Most people don't realize that with the right moves, you can become a millionaire — it's not a question of "if," it's a question of "when."

Read More

What are the benefits of this program?

Overall, the VA home loan program makes it easier for qualified members of the military and veterans to buy a home at a competitive rate.

And in addition to skipping the down payment and mortgage insurance, these loans boast a number of side benefits:

  • The program is open to repeat buyers, not just first-timers.
  • You can still get a VA loan even if you’ve filed for bankruptcy or your home has been foreclosed upon.
  • You’ll never be penalized for paying off your loan early.

In some situations, you can have two VA loans at once. For example, if you have a VA mortgage on your primary residence and get transferred for duty, you can rent out that home and take out a second VA loan to buy a home where you're going.

What are the downsides?

VA loans do have one specific added expense. To help cover the costs of funding your loan, you’ll be charged a one-time funding fee.

The fee ranges from 1.4% to 3.6% of your total loan amount, and you can either pay it upfront or finance it, meaning it will be added to your loan’s final amount.

What percentage you’ll be charged for this fee depends on whether you make a down payment, your service record, your type of loan and whether you have an existing VA loan.

However, even with the upfront fee factored in, you’ll often come out ahead compared with conventional mortgage borrowers and the insurance costs they are subject to.

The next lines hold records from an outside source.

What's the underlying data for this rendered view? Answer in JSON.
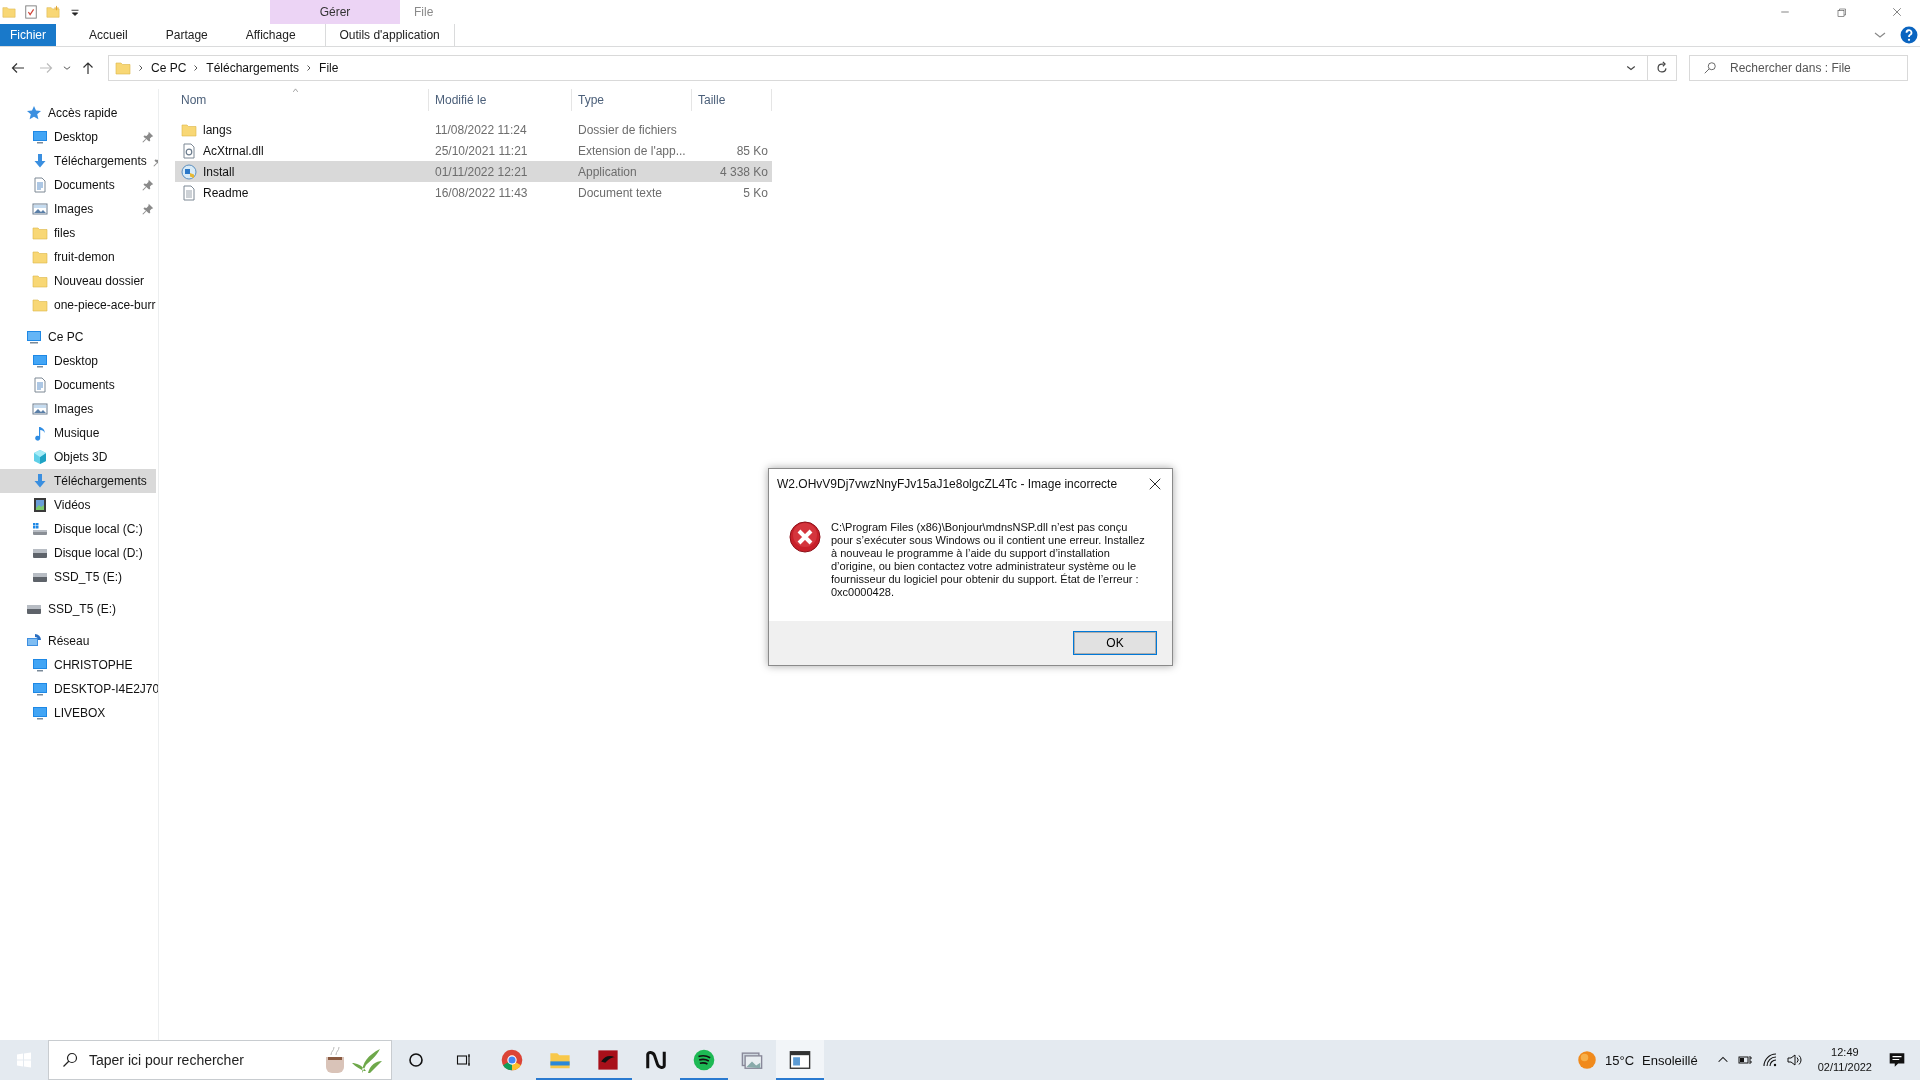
{
  "window": {
    "title": "File",
    "context_header": "Gérer"
  },
  "quick_access_toolbar": [
    {
      "kind": "folder"
    },
    {
      "kind": "properties"
    },
    {
      "kind": "newfolder"
    },
    {
      "kind": "dropdown"
    }
  ],
  "ribbon_tabs": [
    {
      "label": "Fichier",
      "kind": "file",
      "selected": false
    },
    {
      "label": "Accueil",
      "kind": "normal",
      "selected": false
    },
    {
      "label": "Partage",
      "kind": "normal",
      "selected": false
    },
    {
      "label": "Affichage",
      "kind": "normal",
      "selected": false
    },
    {
      "label": "Outils d'application",
      "kind": "contextual",
      "selected": false
    }
  ],
  "address_bar": {
    "path": [
      "Ce PC",
      "Téléchargements",
      "File"
    ]
  },
  "search": {
    "placeholder": "Rechercher dans : File"
  },
  "sidebar": [
    {
      "label": "Accès rapide",
      "kind": "star",
      "selected": false,
      "children": [
        {
          "label": "Desktop",
          "kind": "desktop",
          "selected": false,
          "pinned": true
        },
        {
          "label": "Téléchargements",
          "kind": "download",
          "selected": false,
          "pinned": true
        },
        {
          "label": "Documents",
          "kind": "document",
          "selected": false,
          "pinned": true
        },
        {
          "label": "Images",
          "kind": "image",
          "selected": false,
          "pinned": true
        },
        {
          "label": "files",
          "kind": "folder",
          "selected": false,
          "pinned": false
        },
        {
          "label": "fruit-demon",
          "kind": "folder",
          "selected": false,
          "pinned": false
        },
        {
          "label": "Nouveau dossier",
          "kind": "folder",
          "selected": false,
          "pinned": false
        },
        {
          "label": "one-piece-ace-burr",
          "kind": "folder",
          "selected": false,
          "pinned": false
        }
      ]
    },
    {
      "label": "Ce PC",
      "kind": "computer",
      "selected": false,
      "children": [
        {
          "label": "Desktop",
          "kind": "desktop",
          "selected": false
        },
        {
          "label": "Documents",
          "kind": "document",
          "selected": false
        },
        {
          "label": "Images",
          "kind": "image",
          "selected": false
        },
        {
          "label": "Musique",
          "kind": "music",
          "selected": false
        },
        {
          "label": "Objets 3D",
          "kind": "cube",
          "selected": false
        },
        {
          "label": "Téléchargements",
          "kind": "download",
          "selected": true
        },
        {
          "label": "Vidéos",
          "kind": "film",
          "selected": false
        },
        {
          "label": "Disque local (C:)",
          "kind": "sysdrive",
          "selected": false
        },
        {
          "label": "Disque local (D:)",
          "kind": "drive",
          "selected": false
        },
        {
          "label": "SSD_T5 (E:)",
          "kind": "drive",
          "selected": false
        }
      ]
    },
    {
      "label": "SSD_T5 (E:)",
      "kind": "drive",
      "selected": false
    },
    {
      "label": "Réseau",
      "kind": "network",
      "selected": false,
      "children": [
        {
          "label": "CHRISTOPHE",
          "kind": "desktop",
          "selected": false
        },
        {
          "label": "DESKTOP-I4E2J70",
          "kind": "desktop",
          "selected": false
        },
        {
          "label": "LIVEBOX",
          "kind": "desktop",
          "selected": false
        }
      ]
    }
  ],
  "table": {
    "columns": [
      {
        "label": "Nom",
        "sorted": true
      },
      {
        "label": "Modifié le",
        "sorted": false
      },
      {
        "label": "Type",
        "sorted": false
      },
      {
        "label": "Taille",
        "sorted": false
      }
    ],
    "rows": [
      {
        "kind": "folder",
        "name": "langs",
        "modified": "11/08/2022 11:24",
        "type": "Dossier de fichiers",
        "selected": false
      },
      {
        "kind": "dll",
        "name": "AcXtrnal.dll",
        "modified": "25/10/2021 11:21",
        "type": "Extension de l'app...",
        "size": "85 Ko",
        "selected": false
      },
      {
        "kind": "app",
        "name": "Install",
        "modified": "01/11/2022 12:21",
        "type": "Application",
        "size": "4 338 Ko",
        "selected": true
      },
      {
        "kind": "text",
        "name": "Readme",
        "modified": "16/08/2022 11:43",
        "type": "Document texte",
        "size": "5 Ko",
        "selected": false
      }
    ]
  },
  "dialog": {
    "title": "W2.OHvV9Dj7vwzNnyFJv15aJ1e8olgcZL4Tc - Image incorrecte",
    "message": "C:\\Program Files (x86)\\Bonjour\\mdnsNSP.dll n’est pas conçu pour s’exécuter sous Windows ou il contient une erreur. Installez à nouveau le programme à l’aide du support d’installation d’origine, ou bien contactez votre administrateur système ou le fournisseur du logiciel pour obtenir du support. État de l’erreur : 0xc0000428.",
    "buttons": [
      "OK"
    ]
  },
  "taskbar": {
    "search_placeholder": "Taper ici pour rechercher",
    "apps": [
      {
        "kind": "browser",
        "running": false,
        "active": false
      },
      {
        "kind": "explorer",
        "running": true,
        "active": false
      },
      {
        "kind": "redsquare",
        "running": true,
        "active": false
      },
      {
        "kind": "wave",
        "running": false,
        "active": false
      },
      {
        "kind": "music",
        "running": true,
        "active": false
      },
      {
        "kind": "photos",
        "running": false,
        "active": false
      },
      {
        "kind": "window",
        "running": true,
        "active": true
      }
    ],
    "weather": {
      "temperature": "15°C",
      "condition": "Ensoleillé"
    },
    "time": "12:49",
    "date": "02/11/2022"
  }
}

Another limitation of VA loans is that the home you buy must be your primary residence and must meet the VA’s minimum property requirements. The government won't help you buy a home that isn't in livable condition.

Finally, even though the VA doesn’t set loan limits, the department does limit the guarantee it makes to lenders.

Veterans are granted a certain amount of "entitlement" by the department. Those with full entitlement can borrow as much money as a lender will give them, but veterans with active VA loans or those who have defaulted on a VA loan will face limits on their zero-down buying power.

Never overpay on Amazon again

Make sure to price-check online purchases with the help of Capital One Shopping. It’s totally free to use and takes less than a minute to set up.

Last year the service saved its customers over $160 million, and with just a few clicks you can start saving, too.

Download Capital One Shopping today and stop paying more than you have to for the exact same stuff.

About the Author

Sigrid Forberg

Sigrid Forberg

Reporter

Sigrid is a reporter with MoneyWise. Before joining the team, she worked for a B2B publication in the hardware and home improvement industry and ran an internal employee magazine for the federal government. As a graduate of the Carleton University Journalism program, she takes pride in telling informative, engaging and compelling stories.

What to Read Next

Disclaimer

The content provided on MoneyWise is information to help users become financially literate. It is neither tax nor legal advice, is not intended to be relied upon as a forecast, research or investment advice, and is not a recommendation, offer or solicitation to buy or sell any securities or to adopt any investment strategy. Tax, investment and all other decisions should be made, as appropriate, only with guidance from a qualified professional. We make no representation or warranty of any kind, either express or implied, with respect to the data provided, the timeliness thereof, the results to be obtained by the use thereof or any other matter.